Take your call center staff, for example. The average processing time for your team of 10 people can be two minutes each. Not bad is not it ? But after you dig, you realize that a rep takes five minutes per call. The others spend about a minute and a half each. Knowing this, you can individually help the representative in difficulty. Over time, this type of personalized training should have a serious impact on the overall efficiency of your call center workflow.

Related: 4 big benefits of better employee training

Empower employees to make decisions.

It is very difficult for employees to make a difference to customers if they always have to come back to their managers. And no consumer wants to deal with 10 different representatives to get an answer. The workaround for this problem? Give more authority to your workers.

To be sure, you may need to make some organizational changes first. McKinsey research shows that without a well-understood branding strategy, employee empowerment doesn’t work. The same goes for insuring your people know their places and settings.

One caveat: sometimes you will need to allow employees to fail. Not all workers will make the same decisions as you. Be patient and turn glitches into coachable moments. Over time, empowerment will feel more organic throughout your business. Better yet, your employees will start to think more like owners and less like salaried employees.

What’s the easiest way to grow into a more empowered workforce? Create a centralized document that describes what workers are allowed to do. For example, you can allow employees to give discounts of up to 30% on goods of a certain value. Likewise, you may prefer to allow workers not only to waive charges, but to offer additional credit on unhappy customer accounts. Having everything written down avoids confusion and lessens your worry about the possibility of overspending.

Help employees understand the kind of customer experience you want.

It’s good to say that you want your customers to have enhanced experiences. What do you mean, however? Without defining your ideal customer service model, you can’t hope to help your employees achieve it.

For example, you may decide that all inbound customer issues should be resolved within five minutes with no variation. In this case, you’ll want to make sure your employees know about this setting. At the same time, they will need the tools to make it happen.

A good way to solidify what you want in terms of customer experience is to turn employees into customers. Have them place an order, receive merchandise, call with questions, or submit a return. Workers will have a much better understanding of what customers are going through. At the same time, they could let you know about any issues along the way. With the information you and them collect, you can narrow down previously unnoticed service issues.

Related: How to improve your results by embracing the customer experience

Make customer service a central part of your integration.

Even if your support team members only work part-time, emphasize the importance of customer service in your onboarding.

When employees are introduced to customer orientation from day one, they take it seriously. Don’t just talk about the customer experience with the people in your call center, either.

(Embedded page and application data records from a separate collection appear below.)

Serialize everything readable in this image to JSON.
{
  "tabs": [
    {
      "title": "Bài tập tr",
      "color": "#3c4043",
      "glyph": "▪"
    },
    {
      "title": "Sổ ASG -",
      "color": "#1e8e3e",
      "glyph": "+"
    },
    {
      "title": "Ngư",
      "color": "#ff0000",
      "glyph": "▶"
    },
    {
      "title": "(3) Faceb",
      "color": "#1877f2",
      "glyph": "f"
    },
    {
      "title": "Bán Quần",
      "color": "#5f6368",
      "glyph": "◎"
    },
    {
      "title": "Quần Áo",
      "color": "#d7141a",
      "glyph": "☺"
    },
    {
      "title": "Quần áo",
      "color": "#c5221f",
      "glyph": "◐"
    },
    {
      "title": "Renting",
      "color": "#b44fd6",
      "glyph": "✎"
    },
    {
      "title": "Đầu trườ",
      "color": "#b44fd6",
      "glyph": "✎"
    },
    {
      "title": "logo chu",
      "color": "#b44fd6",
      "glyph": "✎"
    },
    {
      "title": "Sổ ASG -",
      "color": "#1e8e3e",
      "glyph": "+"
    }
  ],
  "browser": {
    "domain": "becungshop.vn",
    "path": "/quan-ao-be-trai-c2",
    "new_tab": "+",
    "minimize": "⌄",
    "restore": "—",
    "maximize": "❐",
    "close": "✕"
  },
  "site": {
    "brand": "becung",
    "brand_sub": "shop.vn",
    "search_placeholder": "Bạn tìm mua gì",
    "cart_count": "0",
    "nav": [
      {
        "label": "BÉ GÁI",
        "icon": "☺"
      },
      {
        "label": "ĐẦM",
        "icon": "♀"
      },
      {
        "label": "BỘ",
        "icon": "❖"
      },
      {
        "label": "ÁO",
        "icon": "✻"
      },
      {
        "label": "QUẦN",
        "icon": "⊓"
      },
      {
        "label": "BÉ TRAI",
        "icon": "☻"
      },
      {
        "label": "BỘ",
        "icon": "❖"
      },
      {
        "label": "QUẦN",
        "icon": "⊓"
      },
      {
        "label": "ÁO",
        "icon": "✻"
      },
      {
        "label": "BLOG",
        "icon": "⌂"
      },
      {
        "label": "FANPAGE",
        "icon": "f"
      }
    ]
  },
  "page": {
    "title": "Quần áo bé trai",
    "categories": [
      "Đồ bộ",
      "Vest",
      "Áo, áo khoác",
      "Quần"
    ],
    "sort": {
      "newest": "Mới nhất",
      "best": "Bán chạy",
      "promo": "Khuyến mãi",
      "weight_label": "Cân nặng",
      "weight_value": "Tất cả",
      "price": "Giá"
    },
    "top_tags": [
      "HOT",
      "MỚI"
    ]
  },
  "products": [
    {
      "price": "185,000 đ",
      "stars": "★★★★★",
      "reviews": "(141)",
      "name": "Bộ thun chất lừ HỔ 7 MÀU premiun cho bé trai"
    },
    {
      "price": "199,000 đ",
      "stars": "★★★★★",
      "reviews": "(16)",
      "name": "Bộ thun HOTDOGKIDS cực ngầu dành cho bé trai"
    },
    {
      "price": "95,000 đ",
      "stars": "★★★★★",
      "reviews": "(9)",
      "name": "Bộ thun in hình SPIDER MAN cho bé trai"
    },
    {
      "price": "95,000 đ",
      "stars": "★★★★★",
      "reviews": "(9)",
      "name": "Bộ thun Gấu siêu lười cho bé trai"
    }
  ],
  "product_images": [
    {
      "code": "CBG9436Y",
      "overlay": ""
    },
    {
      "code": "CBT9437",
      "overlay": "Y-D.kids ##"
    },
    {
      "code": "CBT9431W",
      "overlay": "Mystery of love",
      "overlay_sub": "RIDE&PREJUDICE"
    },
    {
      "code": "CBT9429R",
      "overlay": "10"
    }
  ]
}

Integrate customer service elements throughout your integration for a better result.

Zapier notes that when your onboarding includes angles of customer obsession, you get another benefit: less employee churn. And the longer employees stay, the more they can contribute to your customer-centric culture.

How do you know if your integration emphasizes service? First, carefully review all training for new employees. Look for opportunities to add customer service elements to the curriculum and note where it currently exists. Are there any missing items in these early workshops? When in doubt, remember that it is better for you to include more service-related scenarios and role-plays than to have too few. As the saying goes, practice makes perfect. And people won’t be inclined to practice without a formal boost.

Joseph P. Harris